To successfully navigate the college recruiting process, athletes will lean on their coaches and parents for support and guidance.
Presented by FieldLevel and Positive Coaching Alliance.
Coaches play a critical role in helping their athletes develop athletic and leadership skills. Not only do coaches help their athletes improve and become better players, they help them athletes grow as people and overcome adversity.
Parents are also incredibly important in the development of their kids both on and off the field or court. Whether it’s helping organize or coach teams, driving to and from practices and games, or helping with homework and studying, parents play a significant role in the lives of athletes.
Together, coaches and parents can make a significant impact on helping their athletes to find opportunities at the next level and it’s important that there is a healthy relationship between all 3-parties.

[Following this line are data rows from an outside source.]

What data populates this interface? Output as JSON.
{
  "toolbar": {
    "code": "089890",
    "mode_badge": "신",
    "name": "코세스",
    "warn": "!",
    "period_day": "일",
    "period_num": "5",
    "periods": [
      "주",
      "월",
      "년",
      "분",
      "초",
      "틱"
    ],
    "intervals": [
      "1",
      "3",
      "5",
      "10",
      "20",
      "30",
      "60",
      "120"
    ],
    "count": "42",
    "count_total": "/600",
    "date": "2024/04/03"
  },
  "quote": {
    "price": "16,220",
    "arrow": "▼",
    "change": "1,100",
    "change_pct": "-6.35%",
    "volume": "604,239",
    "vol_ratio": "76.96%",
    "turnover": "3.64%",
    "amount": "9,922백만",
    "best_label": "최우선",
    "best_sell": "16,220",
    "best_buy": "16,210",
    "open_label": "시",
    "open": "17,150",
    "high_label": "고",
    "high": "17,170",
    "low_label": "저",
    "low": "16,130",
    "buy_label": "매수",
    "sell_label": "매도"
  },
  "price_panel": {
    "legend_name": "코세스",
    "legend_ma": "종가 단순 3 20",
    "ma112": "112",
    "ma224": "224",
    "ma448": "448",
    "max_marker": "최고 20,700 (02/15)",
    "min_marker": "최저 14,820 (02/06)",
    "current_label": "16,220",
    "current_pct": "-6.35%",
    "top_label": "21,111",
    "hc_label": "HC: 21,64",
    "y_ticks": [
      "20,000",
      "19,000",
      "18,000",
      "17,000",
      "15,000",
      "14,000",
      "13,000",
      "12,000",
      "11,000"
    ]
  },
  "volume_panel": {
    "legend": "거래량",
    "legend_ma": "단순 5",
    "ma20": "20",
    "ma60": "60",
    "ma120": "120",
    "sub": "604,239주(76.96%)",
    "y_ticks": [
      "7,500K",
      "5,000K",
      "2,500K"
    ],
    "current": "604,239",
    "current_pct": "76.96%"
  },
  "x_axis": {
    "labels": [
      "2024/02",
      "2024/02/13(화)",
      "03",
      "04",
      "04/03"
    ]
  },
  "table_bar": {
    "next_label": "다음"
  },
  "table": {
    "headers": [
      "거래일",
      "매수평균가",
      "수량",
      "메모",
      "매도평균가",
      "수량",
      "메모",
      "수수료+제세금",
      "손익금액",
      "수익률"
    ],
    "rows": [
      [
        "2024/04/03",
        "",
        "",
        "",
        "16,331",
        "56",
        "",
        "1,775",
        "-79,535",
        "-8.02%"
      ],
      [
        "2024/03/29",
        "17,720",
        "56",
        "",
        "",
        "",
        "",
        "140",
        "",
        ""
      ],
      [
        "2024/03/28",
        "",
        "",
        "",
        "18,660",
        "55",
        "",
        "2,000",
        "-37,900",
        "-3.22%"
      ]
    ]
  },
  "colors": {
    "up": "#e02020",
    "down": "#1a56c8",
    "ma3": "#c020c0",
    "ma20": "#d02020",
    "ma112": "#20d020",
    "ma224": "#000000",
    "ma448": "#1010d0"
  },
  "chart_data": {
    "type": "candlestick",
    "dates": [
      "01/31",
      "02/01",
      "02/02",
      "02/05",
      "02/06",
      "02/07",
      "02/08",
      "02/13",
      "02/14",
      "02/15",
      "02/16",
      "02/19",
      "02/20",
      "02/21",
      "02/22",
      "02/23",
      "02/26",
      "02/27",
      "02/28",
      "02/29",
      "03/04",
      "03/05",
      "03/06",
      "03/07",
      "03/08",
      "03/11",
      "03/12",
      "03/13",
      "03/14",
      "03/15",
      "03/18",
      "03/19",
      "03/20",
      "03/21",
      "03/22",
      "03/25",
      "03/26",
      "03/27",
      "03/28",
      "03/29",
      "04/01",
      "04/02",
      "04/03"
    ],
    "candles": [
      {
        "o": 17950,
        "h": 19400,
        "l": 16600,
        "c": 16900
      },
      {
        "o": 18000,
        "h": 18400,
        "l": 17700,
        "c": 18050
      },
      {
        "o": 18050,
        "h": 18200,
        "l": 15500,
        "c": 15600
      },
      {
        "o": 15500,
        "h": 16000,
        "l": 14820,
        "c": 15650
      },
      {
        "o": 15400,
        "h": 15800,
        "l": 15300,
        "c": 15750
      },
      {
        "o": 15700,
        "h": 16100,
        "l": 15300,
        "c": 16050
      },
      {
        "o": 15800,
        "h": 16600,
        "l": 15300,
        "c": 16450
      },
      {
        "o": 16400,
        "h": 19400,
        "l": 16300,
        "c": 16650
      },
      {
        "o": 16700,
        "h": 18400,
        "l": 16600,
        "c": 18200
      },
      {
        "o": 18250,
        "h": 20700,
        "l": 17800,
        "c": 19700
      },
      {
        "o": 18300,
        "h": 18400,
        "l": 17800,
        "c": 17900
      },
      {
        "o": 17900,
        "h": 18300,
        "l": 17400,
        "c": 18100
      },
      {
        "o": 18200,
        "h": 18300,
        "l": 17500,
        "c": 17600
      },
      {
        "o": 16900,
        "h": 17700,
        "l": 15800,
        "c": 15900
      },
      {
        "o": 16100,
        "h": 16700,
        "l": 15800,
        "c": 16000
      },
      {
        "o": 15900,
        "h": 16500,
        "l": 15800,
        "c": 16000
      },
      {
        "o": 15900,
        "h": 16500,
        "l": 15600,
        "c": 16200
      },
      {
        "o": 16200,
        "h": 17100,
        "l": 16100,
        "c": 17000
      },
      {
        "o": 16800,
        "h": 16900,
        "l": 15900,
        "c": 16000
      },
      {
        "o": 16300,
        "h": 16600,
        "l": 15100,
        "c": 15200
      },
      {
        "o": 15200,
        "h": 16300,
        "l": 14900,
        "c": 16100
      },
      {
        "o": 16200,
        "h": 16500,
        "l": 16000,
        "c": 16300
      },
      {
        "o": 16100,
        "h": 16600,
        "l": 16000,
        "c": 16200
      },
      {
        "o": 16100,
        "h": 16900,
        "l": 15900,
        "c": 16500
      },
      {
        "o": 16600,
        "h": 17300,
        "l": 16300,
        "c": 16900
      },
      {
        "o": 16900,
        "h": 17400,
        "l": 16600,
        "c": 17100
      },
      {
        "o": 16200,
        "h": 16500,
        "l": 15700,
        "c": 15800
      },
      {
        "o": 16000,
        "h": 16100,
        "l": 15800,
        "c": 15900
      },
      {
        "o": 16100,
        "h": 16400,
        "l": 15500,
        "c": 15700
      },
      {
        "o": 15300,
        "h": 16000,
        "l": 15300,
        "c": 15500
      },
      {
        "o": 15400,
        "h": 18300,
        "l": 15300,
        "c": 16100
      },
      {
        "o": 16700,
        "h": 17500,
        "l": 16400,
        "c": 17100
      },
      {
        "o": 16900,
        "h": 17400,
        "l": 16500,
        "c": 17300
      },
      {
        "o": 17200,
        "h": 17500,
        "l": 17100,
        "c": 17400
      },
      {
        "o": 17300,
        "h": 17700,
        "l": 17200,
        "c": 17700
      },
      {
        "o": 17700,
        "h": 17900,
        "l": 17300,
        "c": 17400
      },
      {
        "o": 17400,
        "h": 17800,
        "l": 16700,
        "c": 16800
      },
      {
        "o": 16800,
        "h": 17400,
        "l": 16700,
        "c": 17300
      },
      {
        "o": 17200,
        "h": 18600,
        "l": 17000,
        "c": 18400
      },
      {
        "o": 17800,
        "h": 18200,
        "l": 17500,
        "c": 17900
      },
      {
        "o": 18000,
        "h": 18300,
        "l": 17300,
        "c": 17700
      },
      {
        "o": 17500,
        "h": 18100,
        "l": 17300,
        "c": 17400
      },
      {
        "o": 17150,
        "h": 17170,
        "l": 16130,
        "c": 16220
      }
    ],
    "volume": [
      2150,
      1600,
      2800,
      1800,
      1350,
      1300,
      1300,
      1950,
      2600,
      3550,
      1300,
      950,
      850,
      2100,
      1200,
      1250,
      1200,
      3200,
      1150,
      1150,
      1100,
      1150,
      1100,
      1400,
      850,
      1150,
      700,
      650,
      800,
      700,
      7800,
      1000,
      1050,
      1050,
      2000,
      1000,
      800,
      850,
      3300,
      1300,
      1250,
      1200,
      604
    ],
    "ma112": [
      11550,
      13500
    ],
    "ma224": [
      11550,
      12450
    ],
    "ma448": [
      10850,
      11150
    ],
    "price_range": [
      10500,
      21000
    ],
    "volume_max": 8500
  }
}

Communication is Key
One of the most important things that an athlete’s coach and parents should do early in the recruiting process is to set a meeting to get aligned on goals and expectations.
It’s typically up to the athletes and parents to initiate the first meeting with the coaches. Coaches are busy and have many athletes to oversee, so it’s important that athletes and parents make it clear they want to talk about the recruiting process by requesting a time to sit down for a discussion.
At this initial meeting, all parties need to be upfront about expectations and the process moving forward. Here are some key topics to discuss:
1) What level is right for the athlete?
Often the expectations of parents and coaches differ when it comes to the level of play athletes are targeting. It most situations, athletes want to play DI, so it’s important to speak with coaches about whether this is the right competition level and how athletes can continue to develop to become DI-type players.
Important insights can arise from this discussion. For example, perhaps an athlete is more concerned about playing for a DI team even if it means they are willing to spend most of the time on the bench. Or the reverse, playing time is key even if it means playing at a lower division. If an athlete isn’t DI capable, a realistic level to target should be established.
2) What are the right schools to target?
Once everyone is clear on expectations around competition level, it will help guide the discussion on which schools to target. Athletes and their parents should have some ideas of what types of schools they want to target and potentially have a list of their top choices. Before talking to their coaches about this, it’s important that athletes and parents have an internal conversation about the following:
Knowing the above will help coaches get a better idea of which schools to suggest for athletes. Coaches often will have relationships at certain colleges and can provide ideas around opportunities that may not have been on the radar of athletes and their parents.
Once a good list of target schools has been defined, the conversation should shift focus to how to get in front of the coaches at those schools.
3) What’s the plan for recruiting?
There are many different paths in college recruiting. Standout athletes may not have to work as hard to get exposure to colleges if they are already being actively recruited. However, for most athletes, the recruiting process is going to require more effort.
The first thing to establish is how involved the coach plans to be in the recruiting process. Although coaches play key roles in helping their athletes find opportunities to play in college, not all coaches see this as their responsibility. It’s important for parents and athletes to ask their coaches directly how they plan to help with the recruiting process and what level of involvement they can expect.
If coaches are planning to help, it’s important to understand their approach to recruiting. Here are a few questions to ask coaches:
Once the plan is in place, it’s important for both athletes and parents to diligently follow-up with their coaches and facilitate communication. Athletes and their parents should be sure to let their coaches know when they are in contact with colleges, when they have campus visits, and when they have received offers. Then, coaches can help analyze the offers and choose the best one.
Better communication between athletes, parents, and coaches will lead to better opportunities. Remember that the team is stronger than the individual and clear communication should always be a priority.
Over 700,000 coaches, athletes, and parents have collaborated on FieldLevel to navigate the recruiting process. As of November 2019, over 66,000 athletes have committed to play in college on FieldLevel.